One of the largest mounted processions, with only menfolk in the saddle

Almost 1,000 horse riders take part in Bad Kötzting's Whitsun ride which attracts thousands of spectators. This event combines religious traditions with a town festival. It is one of Europe's largest mounted processions and originates in a pledge made in 1412.
Every year on Whit Monday, almost 1,000 riders set out on festively bedecked horses through the romantic Zellertal valley to Steinbühl, accompanied by the celebratory sound of church bells. The riders, dressed in the traditional costume of the Bavarian Forest region, are praying as they go. According to legend, a dying man asked for his final rites to be read in the village of Steinbühl, about 7km from Kötzting. However, the priest felt unable to get there without protection. Responding to his plea, the young men of Kötzting agreed to accompany the priest on his visit to the dying man. After returning unscathed, they pledged to repeat the ride every year.

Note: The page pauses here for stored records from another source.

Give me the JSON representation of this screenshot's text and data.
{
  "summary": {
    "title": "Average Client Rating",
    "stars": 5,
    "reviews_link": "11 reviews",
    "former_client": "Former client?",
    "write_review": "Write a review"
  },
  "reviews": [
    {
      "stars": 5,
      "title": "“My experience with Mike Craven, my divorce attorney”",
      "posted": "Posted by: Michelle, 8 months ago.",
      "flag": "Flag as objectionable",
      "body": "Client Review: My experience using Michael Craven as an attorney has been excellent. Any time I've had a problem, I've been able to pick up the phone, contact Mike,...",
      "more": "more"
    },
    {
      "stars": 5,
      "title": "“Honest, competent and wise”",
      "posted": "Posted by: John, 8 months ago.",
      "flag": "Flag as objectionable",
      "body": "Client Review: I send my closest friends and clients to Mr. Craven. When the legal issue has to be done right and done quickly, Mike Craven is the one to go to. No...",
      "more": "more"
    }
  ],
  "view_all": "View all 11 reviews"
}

In 2004, a Bishop took part in the ride for the first time and issued a decree which reinstated the Whit ride as a Eucharistic procession, thereby allowing it to carry the consecrated Host. The Whit or Pentecostal ride forms part of a complex set of traditional customs. A museum inside Kötzting's fortified church houses an extensive collection of historical objects and materials on the Whit ride and the subsequent Whitsun wedding pageant. The museum's collection illustrates the historical and present day significance of the custom. Exhibits include a market flag from the end of the 18th century with the first depictions of the ride, along with equine jewellery and items from the traditional costume. "Wreaths of virtue", awards and the 19th century wedding dress of a Whitsun "bride" are also on display.

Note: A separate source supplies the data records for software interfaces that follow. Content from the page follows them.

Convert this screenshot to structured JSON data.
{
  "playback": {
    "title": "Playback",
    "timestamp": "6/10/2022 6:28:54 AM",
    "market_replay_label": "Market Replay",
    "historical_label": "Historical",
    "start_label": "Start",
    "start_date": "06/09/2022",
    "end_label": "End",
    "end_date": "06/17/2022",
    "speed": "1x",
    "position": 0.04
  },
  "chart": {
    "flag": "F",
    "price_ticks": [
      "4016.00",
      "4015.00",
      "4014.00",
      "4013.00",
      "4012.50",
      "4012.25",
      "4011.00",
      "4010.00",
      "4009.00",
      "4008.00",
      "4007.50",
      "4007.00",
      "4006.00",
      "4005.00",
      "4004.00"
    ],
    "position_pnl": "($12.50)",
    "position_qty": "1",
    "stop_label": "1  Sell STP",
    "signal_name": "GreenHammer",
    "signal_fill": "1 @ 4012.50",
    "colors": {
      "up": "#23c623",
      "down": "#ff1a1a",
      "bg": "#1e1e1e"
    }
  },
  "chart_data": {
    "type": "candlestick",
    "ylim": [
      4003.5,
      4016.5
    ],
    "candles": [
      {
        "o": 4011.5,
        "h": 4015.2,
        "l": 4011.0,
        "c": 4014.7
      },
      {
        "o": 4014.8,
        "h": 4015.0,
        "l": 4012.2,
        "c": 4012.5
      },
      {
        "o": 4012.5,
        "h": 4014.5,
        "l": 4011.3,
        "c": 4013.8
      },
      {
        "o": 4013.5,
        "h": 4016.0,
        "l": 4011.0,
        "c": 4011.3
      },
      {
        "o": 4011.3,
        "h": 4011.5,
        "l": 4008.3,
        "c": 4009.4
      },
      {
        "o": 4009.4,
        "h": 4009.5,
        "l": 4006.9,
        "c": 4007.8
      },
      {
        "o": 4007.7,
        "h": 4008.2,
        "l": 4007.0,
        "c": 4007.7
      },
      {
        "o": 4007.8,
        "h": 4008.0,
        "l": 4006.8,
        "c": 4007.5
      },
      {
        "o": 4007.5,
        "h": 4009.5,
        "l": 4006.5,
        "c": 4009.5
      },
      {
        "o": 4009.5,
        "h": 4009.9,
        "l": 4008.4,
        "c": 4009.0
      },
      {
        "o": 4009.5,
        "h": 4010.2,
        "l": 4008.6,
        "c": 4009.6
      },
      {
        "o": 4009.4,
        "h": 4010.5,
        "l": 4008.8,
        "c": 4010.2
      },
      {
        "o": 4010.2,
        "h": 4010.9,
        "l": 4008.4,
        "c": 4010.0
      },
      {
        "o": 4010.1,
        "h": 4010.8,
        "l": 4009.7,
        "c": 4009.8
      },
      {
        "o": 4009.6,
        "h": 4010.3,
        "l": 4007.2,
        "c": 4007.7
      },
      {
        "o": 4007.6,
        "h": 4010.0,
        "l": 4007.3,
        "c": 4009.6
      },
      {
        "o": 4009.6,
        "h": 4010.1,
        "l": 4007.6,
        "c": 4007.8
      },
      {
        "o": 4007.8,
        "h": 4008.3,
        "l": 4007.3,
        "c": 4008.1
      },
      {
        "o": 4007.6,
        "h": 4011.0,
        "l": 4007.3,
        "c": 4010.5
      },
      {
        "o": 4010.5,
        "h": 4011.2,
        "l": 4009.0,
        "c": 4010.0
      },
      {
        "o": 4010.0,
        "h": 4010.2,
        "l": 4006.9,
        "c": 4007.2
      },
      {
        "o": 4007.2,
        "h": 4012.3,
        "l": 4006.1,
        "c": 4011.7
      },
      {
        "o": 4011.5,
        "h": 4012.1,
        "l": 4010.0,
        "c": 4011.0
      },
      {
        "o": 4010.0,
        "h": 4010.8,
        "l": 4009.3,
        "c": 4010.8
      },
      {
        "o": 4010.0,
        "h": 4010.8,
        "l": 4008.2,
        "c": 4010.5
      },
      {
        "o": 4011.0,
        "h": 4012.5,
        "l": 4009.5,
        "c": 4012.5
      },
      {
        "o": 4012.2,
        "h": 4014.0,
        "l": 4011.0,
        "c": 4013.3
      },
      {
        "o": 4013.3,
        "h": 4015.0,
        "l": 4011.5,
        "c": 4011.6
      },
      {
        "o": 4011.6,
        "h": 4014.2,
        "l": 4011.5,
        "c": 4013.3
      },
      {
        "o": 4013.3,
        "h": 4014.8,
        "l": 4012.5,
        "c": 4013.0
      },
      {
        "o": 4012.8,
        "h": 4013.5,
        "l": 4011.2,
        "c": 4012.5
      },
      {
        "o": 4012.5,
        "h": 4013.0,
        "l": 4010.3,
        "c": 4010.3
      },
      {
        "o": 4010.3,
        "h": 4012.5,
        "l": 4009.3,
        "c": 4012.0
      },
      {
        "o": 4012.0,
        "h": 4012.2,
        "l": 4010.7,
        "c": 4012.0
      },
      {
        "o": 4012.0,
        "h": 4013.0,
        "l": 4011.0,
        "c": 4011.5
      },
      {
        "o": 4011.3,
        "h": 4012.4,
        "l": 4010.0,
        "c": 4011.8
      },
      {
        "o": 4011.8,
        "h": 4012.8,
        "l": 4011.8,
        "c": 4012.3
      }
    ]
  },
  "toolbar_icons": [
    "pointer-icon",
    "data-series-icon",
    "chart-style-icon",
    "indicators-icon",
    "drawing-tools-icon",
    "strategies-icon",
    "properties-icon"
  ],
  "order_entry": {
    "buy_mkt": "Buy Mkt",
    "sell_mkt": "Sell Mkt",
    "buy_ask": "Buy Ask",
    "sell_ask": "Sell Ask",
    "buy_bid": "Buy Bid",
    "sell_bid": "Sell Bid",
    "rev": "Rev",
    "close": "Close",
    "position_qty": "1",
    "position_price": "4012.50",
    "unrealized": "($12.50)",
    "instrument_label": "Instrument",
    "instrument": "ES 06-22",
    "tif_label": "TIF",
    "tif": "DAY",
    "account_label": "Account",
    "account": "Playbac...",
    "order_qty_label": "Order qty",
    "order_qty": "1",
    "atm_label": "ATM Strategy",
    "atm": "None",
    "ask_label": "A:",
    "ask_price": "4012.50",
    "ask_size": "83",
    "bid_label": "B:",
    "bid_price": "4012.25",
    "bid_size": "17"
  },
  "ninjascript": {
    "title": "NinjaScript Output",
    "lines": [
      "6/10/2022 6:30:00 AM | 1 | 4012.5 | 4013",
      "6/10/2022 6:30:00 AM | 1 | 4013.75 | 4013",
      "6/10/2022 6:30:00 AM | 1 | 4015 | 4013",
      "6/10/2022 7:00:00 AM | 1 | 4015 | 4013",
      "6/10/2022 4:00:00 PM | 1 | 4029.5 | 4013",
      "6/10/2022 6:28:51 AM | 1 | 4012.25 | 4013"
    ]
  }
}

The mounted procession is lead by the cross bearer. He is followed by lantern bearers, trumpeters and a religious officiator with a sexton and altar servers. Behind them rides the Whitsun "bridegroom" with the two male "bride attendants". At four locations, the officiator preaches from the Gospel and blesses the fields with the monstrance. Only local men are allowed to take part on the ride, although the horses come from all over Bavaria. A special mass is then held at the Whitsun Riders' Pilgrimage Church of St. Nicholas in Steinbühl. The Whitsun "wedding" is celebrated once the riders have returned to Bad Kötzting. This ceremony probably has its origins in ancient spring and fertility rituals. Every year one of the young men of Kötzting is chosen as Whitsun "bridegroom", who in turn gets to choose a "bride" for the "wedding".



A3, A6, A92, B11, B20, B85, train station